[Saved data entries]
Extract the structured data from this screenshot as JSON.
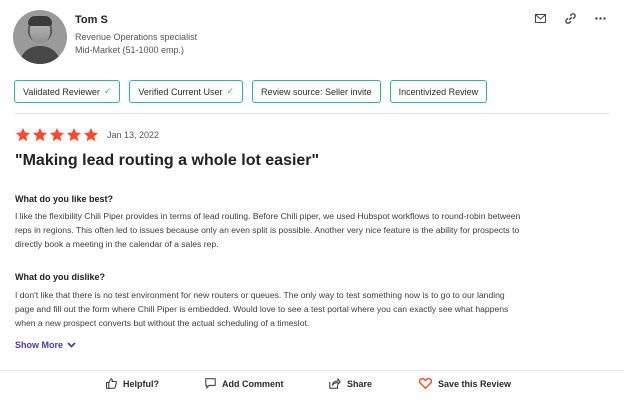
{
  "reviewer": {
    "name": "Tom S",
    "role": "Revenue Operations specialist",
    "segment": "Mid-Market (51-1000 emp.)"
  },
  "top_icons": [
    "mail-icon",
    "link-icon",
    "more-icon"
  ],
  "badges": [
    {
      "label": "Validated Reviewer",
      "checked": true
    },
    {
      "label": "Verified Current User",
      "checked": true
    },
    {
      "label": "Review source: Seller invite",
      "checked": false
    },
    {
      "label": "Incentivized Review",
      "checked": false
    }
  ],
  "rating": {
    "stars": 5,
    "max": 5,
    "color": "#ff492c"
  },
  "date": "Jan 13, 2022",
  "title": "\"Making lead routing a whole lot easier\"",
  "like": {
    "question": "What do you like best?",
    "lines": [
      "I like the flexibility Chili Piper provides in terms of lead routing. Before Chili piper, we used Hubspot workflows to round-robin between",
      "reps in regions. This often led to issues because only an even split is possible. Another very nice feature is the ability for prospects to",
      "directly book a meeting in the calendar of a sales rep."
    ]
  },
  "dislike": {
    "question": "What do you dislike?",
    "lines": [
      "I don't like that there is no test environment for new routers or queues. The only way to test something now is to go to our landing",
      "page and fill out the form where Chill Piper is embedded. Would love to see a test portal where you can exactly see what happens",
      "when a new prospect converts but without the actual scheduling of a timeslot."
    ]
  },
  "show_more": "Show More",
  "footer": {
    "helpful": "Helpful?",
    "add_comment": "Add Comment",
    "share": "Share",
    "save": "Save this Review"
  },
  "colors": {
    "accent_teal": "#2fb3a4",
    "star_red": "#ff492c",
    "link_purple": "#4a3aa8",
    "save_heart": "#ff492c"
  }
}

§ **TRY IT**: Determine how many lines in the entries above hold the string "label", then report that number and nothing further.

§ **TASK ANSWER**: 4